**Work task**
With every line kept intact, print the entries that appear below.

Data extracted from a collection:
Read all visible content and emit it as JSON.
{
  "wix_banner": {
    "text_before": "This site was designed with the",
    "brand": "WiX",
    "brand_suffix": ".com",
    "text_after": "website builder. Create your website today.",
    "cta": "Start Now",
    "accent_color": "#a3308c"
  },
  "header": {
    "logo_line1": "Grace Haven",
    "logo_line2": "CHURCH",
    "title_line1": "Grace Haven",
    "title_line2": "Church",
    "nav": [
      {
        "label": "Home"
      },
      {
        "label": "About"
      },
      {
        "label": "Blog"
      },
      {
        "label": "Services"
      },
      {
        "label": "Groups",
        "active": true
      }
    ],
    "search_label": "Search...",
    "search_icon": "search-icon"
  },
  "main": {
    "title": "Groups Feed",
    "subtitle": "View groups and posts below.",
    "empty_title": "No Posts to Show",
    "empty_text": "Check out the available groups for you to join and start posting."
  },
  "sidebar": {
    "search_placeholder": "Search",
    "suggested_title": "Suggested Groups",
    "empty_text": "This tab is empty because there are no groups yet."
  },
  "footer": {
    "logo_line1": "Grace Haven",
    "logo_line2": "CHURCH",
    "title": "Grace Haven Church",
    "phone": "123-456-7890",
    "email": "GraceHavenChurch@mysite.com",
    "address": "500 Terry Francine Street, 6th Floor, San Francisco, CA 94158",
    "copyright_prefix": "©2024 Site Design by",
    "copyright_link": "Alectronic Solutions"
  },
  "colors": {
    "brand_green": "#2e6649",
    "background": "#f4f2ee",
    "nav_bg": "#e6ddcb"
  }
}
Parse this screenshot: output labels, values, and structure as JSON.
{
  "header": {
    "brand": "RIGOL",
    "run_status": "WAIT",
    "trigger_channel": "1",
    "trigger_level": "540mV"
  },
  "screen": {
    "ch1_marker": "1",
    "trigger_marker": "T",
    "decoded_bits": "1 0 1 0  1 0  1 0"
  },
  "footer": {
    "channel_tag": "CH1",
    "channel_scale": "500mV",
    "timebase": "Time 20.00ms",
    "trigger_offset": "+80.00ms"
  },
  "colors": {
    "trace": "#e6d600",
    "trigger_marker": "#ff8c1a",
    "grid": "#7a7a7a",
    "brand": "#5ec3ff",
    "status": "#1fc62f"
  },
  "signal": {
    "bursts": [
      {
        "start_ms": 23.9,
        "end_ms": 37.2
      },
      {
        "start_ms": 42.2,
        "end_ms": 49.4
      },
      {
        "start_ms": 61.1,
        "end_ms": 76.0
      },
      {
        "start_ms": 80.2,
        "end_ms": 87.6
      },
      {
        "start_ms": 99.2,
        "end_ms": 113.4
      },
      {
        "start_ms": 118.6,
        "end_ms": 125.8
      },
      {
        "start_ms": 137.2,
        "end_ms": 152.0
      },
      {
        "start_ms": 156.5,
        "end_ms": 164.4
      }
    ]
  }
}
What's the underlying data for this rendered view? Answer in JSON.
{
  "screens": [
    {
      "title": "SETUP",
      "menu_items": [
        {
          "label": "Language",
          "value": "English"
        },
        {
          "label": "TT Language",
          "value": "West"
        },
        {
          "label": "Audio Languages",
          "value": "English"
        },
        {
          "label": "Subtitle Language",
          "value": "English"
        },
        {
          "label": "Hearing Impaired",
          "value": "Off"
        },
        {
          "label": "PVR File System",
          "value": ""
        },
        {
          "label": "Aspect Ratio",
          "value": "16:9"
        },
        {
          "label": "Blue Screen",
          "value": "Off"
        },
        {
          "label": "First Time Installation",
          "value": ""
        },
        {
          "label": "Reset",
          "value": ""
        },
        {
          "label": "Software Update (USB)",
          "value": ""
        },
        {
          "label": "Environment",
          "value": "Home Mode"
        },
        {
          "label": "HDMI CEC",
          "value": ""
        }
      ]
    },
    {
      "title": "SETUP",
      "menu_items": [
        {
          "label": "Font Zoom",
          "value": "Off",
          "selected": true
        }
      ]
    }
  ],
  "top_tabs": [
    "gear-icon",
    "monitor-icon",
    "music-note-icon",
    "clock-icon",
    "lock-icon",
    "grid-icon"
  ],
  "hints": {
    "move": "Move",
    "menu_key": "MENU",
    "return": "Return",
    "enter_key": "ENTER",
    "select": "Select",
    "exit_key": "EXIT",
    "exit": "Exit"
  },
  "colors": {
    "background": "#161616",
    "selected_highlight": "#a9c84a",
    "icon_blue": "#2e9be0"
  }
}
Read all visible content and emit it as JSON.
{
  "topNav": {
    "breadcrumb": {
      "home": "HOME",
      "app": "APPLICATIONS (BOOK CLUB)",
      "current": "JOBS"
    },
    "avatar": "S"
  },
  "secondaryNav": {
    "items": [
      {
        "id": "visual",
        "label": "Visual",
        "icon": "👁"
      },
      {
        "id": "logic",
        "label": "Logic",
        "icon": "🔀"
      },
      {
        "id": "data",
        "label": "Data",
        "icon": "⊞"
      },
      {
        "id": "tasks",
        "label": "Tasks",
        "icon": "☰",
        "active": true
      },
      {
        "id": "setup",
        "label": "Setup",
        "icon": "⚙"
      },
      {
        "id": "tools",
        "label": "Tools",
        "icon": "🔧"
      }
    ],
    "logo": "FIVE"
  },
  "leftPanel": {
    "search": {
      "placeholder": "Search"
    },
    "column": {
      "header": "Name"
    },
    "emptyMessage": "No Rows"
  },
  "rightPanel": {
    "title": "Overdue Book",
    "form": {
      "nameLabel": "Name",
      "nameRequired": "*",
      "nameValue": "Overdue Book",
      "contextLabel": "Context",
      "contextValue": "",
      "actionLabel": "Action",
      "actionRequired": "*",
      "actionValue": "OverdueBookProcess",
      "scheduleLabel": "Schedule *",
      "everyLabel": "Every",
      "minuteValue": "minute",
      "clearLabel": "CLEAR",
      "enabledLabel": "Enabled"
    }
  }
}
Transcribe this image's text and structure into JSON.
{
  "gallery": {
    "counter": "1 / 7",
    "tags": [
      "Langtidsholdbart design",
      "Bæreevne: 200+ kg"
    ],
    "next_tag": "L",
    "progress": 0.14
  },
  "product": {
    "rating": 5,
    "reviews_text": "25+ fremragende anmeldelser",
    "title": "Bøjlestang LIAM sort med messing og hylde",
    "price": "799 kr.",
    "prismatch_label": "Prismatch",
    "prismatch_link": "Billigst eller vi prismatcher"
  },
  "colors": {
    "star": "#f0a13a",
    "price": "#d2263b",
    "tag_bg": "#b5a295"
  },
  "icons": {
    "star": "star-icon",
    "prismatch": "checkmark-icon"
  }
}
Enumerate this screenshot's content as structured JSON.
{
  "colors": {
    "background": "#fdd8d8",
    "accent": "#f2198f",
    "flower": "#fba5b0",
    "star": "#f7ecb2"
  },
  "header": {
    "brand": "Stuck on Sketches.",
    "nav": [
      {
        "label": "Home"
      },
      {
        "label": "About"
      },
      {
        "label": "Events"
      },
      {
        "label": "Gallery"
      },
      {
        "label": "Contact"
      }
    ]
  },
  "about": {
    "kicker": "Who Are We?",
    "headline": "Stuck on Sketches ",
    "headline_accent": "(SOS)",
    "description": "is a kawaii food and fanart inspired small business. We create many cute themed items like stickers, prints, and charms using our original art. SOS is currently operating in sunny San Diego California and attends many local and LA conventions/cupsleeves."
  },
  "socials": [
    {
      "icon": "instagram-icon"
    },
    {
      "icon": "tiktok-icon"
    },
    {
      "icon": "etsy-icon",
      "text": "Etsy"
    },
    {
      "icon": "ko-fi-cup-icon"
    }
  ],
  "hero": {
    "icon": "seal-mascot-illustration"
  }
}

**Task solution**
Read all visible content and emit it as JSON.
{
  "wix_banner": {
    "text_before": "This site was designed with the",
    "brand": "WiX",
    "brand_suffix": ".com",
    "text_after": "website builder. Create your website today.",
    "cta": "Start Now",
    "accent_color": "#a3308c"
  },
  "header": {
    "logo_line1": "Grace Haven",
    "logo_line2": "CHURCH",
    "title_line1": "Grace Haven",
    "title_line2": "Church",
    "nav": [
      {
        "label": "Home"
      },
      {
        "label": "About"
      },
      {
        "label": "Blog"
      },
      {
        "label": "Services"
      },
      {
        "label": "Groups",
        "active": true
      }
    ],
    "search_label": "Search...",
    "search_icon": "search-icon"
  },
  "main": {
    "title": "Groups Feed",
    "subtitle": "View groups and posts below.",
    "empty_title": "No Posts to Show",
    "empty_text": "Check out the available groups for you to join and start posting."
  },
  "sidebar": {
    "search_placeholder": "Search",
    "suggested_title": "Suggested Groups",
    "empty_text": "This tab is empty because there are no groups yet."
  },
  "footer": {
    "logo_line1": "Grace Haven",
    "logo_line2": "CHURCH",
    "title": "Grace Haven Church",
    "phone": "123-456-7890",
    "email": "GraceHavenChurch@mysite.com",
    "address": "500 Terry Francine Street, 6th Floor, San Francisco, CA 94158",
    "copyright_prefix": "©2024 Site Design by",
    "copyright_link": "Alectronic Solutions"
  },
  "colors": {
    "brand_green": "#2e6649",
    "background": "#f4f2ee",
    "nav_bg": "#e6ddcb"
  }
}
Parse this screenshot: output labels, values, and structure as JSON.
{
  "header": {
    "brand": "RIGOL",
    "run_status": "WAIT",
    "trigger_channel": "1",
    "trigger_level": "540mV"
  },
  "screen": {
    "ch1_marker": "1",
    "trigger_marker": "T",
    "decoded_bits": "1 0 1 0  1 0  1 0"
  },
  "footer": {
    "channel_tag": "CH1",
    "channel_scale": "500mV",
    "timebase": "Time 20.00ms",
    "trigger_offset": "+80.00ms"
  },
  "colors": {
    "trace": "#e6d600",
    "trigger_marker": "#ff8c1a",
    "grid": "#7a7a7a",
    "brand": "#5ec3ff",
    "status": "#1fc62f"
  },
  "signal": {
    "bursts": [
      {
        "start_ms": 23.9,
        "end_ms": 37.2
      },
      {
        "start_ms": 42.2,
        "end_ms": 49.4
      },
      {
        "start_ms": 61.1,
        "end_ms": 76.0
      },
      {
        "start_ms": 80.2,
        "end_ms": 87.6
      },
      {
        "start_ms": 99.2,
        "end_ms": 113.4
      },
      {
        "start_ms": 118.6,
        "end_ms": 125.8
      },
      {
        "start_ms": 137.2,
        "end_ms": 152.0
      },
      {
        "start_ms": 156.5,
        "end_ms": 164.4
      }
    ]
  }
}
What's the underlying data for this rendered view? Answer in JSON.
{
  "screens": [
    {
      "title": "SETUP",
      "menu_items": [
        {
          "label": "Language",
          "value": "English"
        },
        {
          "label": "TT Language",
          "value": "West"
        },
        {
          "label": "Audio Languages",
          "value": "English"
        },
        {
          "label": "Subtitle Language",
          "value": "English"
        },
        {
          "label": "Hearing Impaired",
          "value": "Off"
        },
        {
          "label": "PVR File System",
          "value": ""
        },
        {
          "label": "Aspect Ratio",
          "value": "16:9"
        },
        {
          "label": "Blue Screen",
          "value": "Off"
        },
        {
          "label": "First Time Installation",
          "value": ""
        },
        {
          "label": "Reset",
          "value": ""
        },
        {
          "label": "Software Update (USB)",
          "value": ""
        },
        {
          "label": "Environment",
          "value": "Home Mode"
        },
        {
          "label": "HDMI CEC",
          "value": ""
        }
      ]
    },
    {
      "title": "SETUP",
      "menu_items": [
        {
          "label": "Font Zoom",
          "value": "Off",
          "selected": true
        }
      ]
    }
  ],
  "top_tabs": [
    "gear-icon",
    "monitor-icon",
    "music-note-icon",
    "clock-icon",
    "lock-icon",
    "grid-icon"
  ],
  "hints": {
    "move": "Move",
    "menu_key": "MENU",
    "return": "Return",
    "enter_key": "ENTER",
    "select": "Select",
    "exit_key": "EXIT",
    "exit": "Exit"
  },
  "colors": {
    "background": "#161616",
    "selected_highlight": "#a9c84a",
    "icon_blue": "#2e9be0"
  }
}
Read all visible content and emit it as JSON.
{
  "topNav": {
    "breadcrumb": {
      "home": "HOME",
      "app": "APPLICATIONS (BOOK CLUB)",
      "current": "JOBS"
    },
    "avatar": "S"
  },
  "secondaryNav": {
    "items": [
      {
        "id": "visual",
        "label": "Visual",
        "icon": "👁"
      },
      {
        "id": "logic",
        "label": "Logic",
        "icon": "🔀"
      },
      {
        "id": "data",
        "label": "Data",
        "icon": "⊞"
      },
      {
        "id": "tasks",
        "label": "Tasks",
        "icon": "☰",
        "active": true
      },
      {
        "id": "setup",
        "label": "Setup",
        "icon": "⚙"
      },
      {
        "id": "tools",
        "label": "Tools",
        "icon": "🔧"
      }
    ],
    "logo": "FIVE"
  },
  "leftPanel": {
    "search": {
      "placeholder": "Search"
    },
    "column": {
      "header": "Name"
    },
    "emptyMessage": "No Rows"
  },
  "rightPanel": {
    "title": "Overdue Book",
    "form": {
      "nameLabel": "Name",
      "nameRequired": "*",
      "nameValue": "Overdue Book",
      "contextLabel": "Context",
      "contextValue": "",
      "actionLabel": "Action",
      "actionRequired": "*",
      "actionValue": "OverdueBookProcess",
      "scheduleLabel": "Schedule *",
      "everyLabel": "Every",
      "minuteValue": "minute",
      "clearLabel": "CLEAR",
      "enabledLabel": "Enabled"
    }
  }
}
Transcribe this image's text and structure into JSON.
{
  "gallery": {
    "counter": "1 / 7",
    "tags": [
      "Langtidsholdbart design",
      "Bæreevne: 200+ kg"
    ],
    "next_tag": "L",
    "progress": 0.14
  },
  "product": {
    "rating": 5,
    "reviews_text": "25+ fremragende anmeldelser",
    "title": "Bøjlestang LIAM sort med messing og hylde",
    "price": "799 kr.",
    "prismatch_label": "Prismatch",
    "prismatch_link": "Billigst eller vi prismatcher"
  },
  "colors": {
    "star": "#f0a13a",
    "price": "#d2263b",
    "tag_bg": "#b5a295"
  },
  "icons": {
    "star": "star-icon",
    "prismatch": "checkmark-icon"
  }
}
Enumerate this screenshot's content as structured JSON.
{
  "colors": {
    "background": "#fdd8d8",
    "accent": "#f2198f",
    "flower": "#fba5b0",
    "star": "#f7ecb2"
  },
  "header": {
    "brand": "Stuck on Sketches.",
    "nav": [
      {
        "label": "Home"
      },
      {
        "label": "About"
      },
      {
        "label": "Events"
      },
      {
        "label": "Gallery"
      },
      {
        "label": "Contact"
      }
    ]
  },
  "about": {
    "kicker": "Who Are We?",
    "headline": "Stuck on Sketches ",
    "headline_accent": "(SOS)",
    "description": "is a kawaii food and fanart inspired small business. We create many cute themed items like stickers, prints, and charms using our original art. SOS is currently operating in sunny San Diego California and attends many local and LA conventions/cupsleeves."
  },
  "socials": [
    {
      "icon": "instagram-icon"
    },
    {
      "icon": "tiktok-icon"
    },
    {
      "icon": "etsy-icon",
      "text": "Etsy"
    },
    {
      "icon": "ko-fi-cup-icon"
    }
  ],
  "hero": {
    "icon": "seal-mascot-illustration"
  }
}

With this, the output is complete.